China plans base on the moon to exploit mineral resources: report
19 May 2002
China, which is pushing ahead with a fledgling space program, plans to establish a base on the moon in order to exploit its mineral resources, state
media reported Sunday.
"Our long-term goal is to set up a base on the moon and mine its riches for the benefit of humanity," the Beijing Morning Post said, citing Ouyang Ziyuan, an official with the Chinese space program.
The paper said China has adopted a three-step plan that will eventually make it possible to fly to the moon.
China first wants to put an astronaut in space, then establish a space laboratory, and eventually set up a space station, the paper said.
The paper quoted Wang Zhuangyin, a leading space-program engineer, as saying China would probably be able to achieve manned space flight by 2005.
This is more pessimistic than reports in the Chinese media earlier this year which suggested it would be possible within the next two years.
Wang told the paper that China currently has 12 trained astronauts "awaiting orders."

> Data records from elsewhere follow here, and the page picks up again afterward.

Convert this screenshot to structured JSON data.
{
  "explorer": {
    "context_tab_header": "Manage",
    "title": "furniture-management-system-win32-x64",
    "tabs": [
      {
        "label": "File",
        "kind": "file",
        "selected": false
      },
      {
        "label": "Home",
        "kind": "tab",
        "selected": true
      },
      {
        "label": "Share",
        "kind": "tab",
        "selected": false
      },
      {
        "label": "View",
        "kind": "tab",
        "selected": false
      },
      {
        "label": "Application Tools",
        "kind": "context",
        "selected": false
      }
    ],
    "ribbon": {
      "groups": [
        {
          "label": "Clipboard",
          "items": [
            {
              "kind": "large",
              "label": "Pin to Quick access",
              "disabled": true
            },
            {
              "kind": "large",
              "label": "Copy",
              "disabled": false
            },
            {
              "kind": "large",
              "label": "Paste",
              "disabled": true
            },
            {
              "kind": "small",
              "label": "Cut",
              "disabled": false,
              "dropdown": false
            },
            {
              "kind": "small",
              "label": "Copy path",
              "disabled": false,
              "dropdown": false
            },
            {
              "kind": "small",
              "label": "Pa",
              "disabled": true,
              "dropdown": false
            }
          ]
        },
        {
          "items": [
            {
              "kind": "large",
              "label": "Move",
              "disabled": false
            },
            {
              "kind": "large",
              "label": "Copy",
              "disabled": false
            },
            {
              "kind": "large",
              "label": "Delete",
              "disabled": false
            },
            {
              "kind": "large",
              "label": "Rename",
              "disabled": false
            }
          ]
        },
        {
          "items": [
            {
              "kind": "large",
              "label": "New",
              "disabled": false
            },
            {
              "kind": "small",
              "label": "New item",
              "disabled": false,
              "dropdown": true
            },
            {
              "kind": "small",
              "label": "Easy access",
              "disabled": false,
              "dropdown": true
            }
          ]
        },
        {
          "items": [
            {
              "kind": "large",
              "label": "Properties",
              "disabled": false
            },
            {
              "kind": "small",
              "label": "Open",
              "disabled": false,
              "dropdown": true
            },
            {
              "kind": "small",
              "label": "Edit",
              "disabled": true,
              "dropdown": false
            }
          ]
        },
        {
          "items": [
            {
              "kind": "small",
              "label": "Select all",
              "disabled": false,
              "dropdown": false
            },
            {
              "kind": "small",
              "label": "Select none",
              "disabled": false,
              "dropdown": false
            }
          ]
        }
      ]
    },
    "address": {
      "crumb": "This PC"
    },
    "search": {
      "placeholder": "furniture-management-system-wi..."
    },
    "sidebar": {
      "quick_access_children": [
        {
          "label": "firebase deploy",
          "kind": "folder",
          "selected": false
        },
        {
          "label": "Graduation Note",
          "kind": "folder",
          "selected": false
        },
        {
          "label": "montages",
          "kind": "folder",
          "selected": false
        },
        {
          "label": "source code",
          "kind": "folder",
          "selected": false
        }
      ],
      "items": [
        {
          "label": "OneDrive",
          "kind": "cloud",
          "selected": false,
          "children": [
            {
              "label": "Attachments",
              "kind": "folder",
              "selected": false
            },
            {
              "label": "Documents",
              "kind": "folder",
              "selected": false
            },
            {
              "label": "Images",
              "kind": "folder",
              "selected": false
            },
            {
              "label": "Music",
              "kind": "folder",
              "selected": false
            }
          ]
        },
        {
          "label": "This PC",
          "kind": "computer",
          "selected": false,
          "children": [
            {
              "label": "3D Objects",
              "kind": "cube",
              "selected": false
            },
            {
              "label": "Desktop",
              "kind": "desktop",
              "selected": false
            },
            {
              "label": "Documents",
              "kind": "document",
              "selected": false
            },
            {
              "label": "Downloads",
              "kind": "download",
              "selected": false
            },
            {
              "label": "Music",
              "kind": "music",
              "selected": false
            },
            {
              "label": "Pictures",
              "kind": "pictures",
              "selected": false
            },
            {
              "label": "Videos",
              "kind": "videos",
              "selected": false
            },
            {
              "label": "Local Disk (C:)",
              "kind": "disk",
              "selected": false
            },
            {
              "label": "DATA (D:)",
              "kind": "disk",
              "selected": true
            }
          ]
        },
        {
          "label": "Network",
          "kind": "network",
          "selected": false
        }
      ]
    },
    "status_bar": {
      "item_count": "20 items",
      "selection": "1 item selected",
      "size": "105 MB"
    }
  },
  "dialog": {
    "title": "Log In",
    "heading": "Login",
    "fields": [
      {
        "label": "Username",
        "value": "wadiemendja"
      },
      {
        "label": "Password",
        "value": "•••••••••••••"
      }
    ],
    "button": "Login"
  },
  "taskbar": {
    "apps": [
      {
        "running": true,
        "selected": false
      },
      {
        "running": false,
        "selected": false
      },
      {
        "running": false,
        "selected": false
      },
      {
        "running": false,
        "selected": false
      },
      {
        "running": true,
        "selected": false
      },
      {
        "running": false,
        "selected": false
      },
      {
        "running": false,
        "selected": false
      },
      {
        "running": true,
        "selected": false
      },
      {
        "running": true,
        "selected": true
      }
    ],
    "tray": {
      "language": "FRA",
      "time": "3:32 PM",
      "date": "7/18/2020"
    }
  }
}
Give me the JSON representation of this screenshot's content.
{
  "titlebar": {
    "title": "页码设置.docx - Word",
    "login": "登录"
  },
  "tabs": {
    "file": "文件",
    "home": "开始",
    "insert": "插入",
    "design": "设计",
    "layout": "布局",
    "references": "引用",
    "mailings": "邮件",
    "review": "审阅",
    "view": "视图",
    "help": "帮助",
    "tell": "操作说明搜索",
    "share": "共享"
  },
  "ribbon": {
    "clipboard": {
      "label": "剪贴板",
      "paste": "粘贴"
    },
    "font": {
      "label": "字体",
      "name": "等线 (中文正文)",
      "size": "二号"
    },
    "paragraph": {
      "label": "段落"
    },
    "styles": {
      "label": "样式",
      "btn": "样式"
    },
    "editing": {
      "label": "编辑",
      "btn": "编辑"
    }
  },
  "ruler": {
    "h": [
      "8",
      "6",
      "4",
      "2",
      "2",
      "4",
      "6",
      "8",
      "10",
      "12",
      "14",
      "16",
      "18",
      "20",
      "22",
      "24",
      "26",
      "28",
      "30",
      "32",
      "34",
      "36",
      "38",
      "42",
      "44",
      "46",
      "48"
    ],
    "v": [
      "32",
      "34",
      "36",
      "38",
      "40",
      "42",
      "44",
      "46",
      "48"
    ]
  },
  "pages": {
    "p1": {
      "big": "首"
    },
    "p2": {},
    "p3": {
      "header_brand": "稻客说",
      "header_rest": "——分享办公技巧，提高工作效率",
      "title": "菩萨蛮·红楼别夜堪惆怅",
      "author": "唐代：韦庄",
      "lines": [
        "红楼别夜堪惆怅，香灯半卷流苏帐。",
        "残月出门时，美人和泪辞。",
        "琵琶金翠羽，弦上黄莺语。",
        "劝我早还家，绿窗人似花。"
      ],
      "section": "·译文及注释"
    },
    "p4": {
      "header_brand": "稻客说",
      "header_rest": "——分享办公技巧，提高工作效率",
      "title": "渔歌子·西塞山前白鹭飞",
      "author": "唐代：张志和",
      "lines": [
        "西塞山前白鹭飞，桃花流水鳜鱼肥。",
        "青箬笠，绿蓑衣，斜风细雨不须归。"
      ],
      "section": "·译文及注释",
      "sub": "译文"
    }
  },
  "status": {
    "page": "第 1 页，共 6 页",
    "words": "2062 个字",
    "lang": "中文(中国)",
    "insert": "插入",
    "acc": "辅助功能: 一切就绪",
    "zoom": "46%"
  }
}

If successful, China will become the third country after the former Soviet Union and the United States to put a human into space.
China earlier this year launched its third successful unmanned test flight.
The Shenzhou III, or "Divine Vessel III," traveled 108 times around the earth on a flight that ended April 1.
Western diplomats in Beijing say China's space efforts are mainly symbolic and aimed at raising awareness of science and technology among its 1.3 billion citizens, while invoking nationalistic pride.
But the program also offers significant scientific and technological advances to Chinese scientists.
In addition, it provides the military -- the main administrator of the space program -- with a range of space-based applications, they said.